Running Back

Last on the list of Jets team needs is a running back. New York’s running unit seemed much higher in the NFL hierarchy than the passing unit at one point. However, at the end of the day, the lack of talent has caught up. The group averaged 4.1 yards per carry, the seventh-fewest in the league.

The stories of the failure of this group in 2020 are endless. First, Le’Veon Bell, despite all the sky-high expectations, started just two games before an injury and a release. Then, Frank Gore took over the rushing duties and, oh boy, was it bad. The 16-year veteran only produced 3.5 yards per attempt on team-high 187 rushes. Rookie backfield weapon La’Mical Perine posted a similar number behind Gore. Only Ty Johnson and Josh Adams managed to provide a spark. However, they still didn’t have enough influence in a 55:45 split in the play selection.

The second round of the draft could be a good place for New York to add a running back. Both Travis Etienne and Najee Harris could be valuable additions as the Jets spend more on other assets in free agency.
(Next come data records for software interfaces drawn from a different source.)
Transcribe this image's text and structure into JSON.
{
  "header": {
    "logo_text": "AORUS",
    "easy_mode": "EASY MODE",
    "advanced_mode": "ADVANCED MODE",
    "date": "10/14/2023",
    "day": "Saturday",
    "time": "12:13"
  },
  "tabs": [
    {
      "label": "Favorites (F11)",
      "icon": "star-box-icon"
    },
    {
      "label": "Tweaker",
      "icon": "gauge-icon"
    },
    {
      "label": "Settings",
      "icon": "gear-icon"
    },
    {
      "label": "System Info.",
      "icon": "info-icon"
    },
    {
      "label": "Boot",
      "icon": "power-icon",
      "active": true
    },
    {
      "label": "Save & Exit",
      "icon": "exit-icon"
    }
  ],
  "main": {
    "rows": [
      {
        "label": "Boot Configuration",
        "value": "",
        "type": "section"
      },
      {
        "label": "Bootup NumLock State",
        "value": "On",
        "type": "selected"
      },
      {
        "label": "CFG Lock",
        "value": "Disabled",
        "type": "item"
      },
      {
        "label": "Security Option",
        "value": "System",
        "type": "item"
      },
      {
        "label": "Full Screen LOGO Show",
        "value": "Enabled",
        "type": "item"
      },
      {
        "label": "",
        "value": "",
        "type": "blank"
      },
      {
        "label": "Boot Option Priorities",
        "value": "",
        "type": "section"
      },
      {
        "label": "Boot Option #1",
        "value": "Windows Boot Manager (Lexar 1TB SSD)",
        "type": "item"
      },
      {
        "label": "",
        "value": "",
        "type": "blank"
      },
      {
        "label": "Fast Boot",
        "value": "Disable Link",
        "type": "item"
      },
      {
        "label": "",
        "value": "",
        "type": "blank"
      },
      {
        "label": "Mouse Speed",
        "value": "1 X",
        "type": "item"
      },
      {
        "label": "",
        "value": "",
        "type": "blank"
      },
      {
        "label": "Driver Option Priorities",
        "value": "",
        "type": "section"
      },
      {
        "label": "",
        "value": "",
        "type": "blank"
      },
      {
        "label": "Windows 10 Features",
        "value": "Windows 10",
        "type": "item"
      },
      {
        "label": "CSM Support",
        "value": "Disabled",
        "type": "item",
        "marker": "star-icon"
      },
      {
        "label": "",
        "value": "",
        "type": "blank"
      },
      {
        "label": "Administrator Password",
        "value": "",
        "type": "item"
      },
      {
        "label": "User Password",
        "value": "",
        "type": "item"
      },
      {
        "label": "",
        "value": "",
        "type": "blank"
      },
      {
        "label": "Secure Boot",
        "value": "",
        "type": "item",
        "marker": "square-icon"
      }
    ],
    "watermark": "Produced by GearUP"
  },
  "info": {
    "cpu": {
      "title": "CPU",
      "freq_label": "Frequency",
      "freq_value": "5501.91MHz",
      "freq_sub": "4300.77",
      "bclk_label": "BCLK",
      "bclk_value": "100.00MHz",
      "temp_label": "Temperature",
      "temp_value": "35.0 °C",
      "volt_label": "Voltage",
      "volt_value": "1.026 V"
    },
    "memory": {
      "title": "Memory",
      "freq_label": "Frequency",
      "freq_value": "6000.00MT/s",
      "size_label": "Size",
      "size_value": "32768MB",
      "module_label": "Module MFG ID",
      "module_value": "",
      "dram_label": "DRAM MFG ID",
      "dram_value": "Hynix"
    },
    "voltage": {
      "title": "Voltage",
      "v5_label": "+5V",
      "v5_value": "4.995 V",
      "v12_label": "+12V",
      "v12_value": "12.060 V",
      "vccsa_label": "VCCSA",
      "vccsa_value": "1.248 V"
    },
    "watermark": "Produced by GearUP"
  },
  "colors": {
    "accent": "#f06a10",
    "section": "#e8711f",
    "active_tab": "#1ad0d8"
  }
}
On the contrary, Kenyan Drake could also turn the Jets’ luck on the ground around. However, it might be more important to spend free-agent money on the aforementioned Jets team needs.

main image credit

Embed from Getty Images/p>

Share this article

Teodor Tsenov is a writer in the NFL Department of Overtime Heroics. Teodor joined the media in March 2020, previously writing for Franchise Sports UK. Also a second-year International Sport Management student at The Hague University of Applied Sciences in Den Haag, the Netherlands. Originally from Sofia, Bulgaria.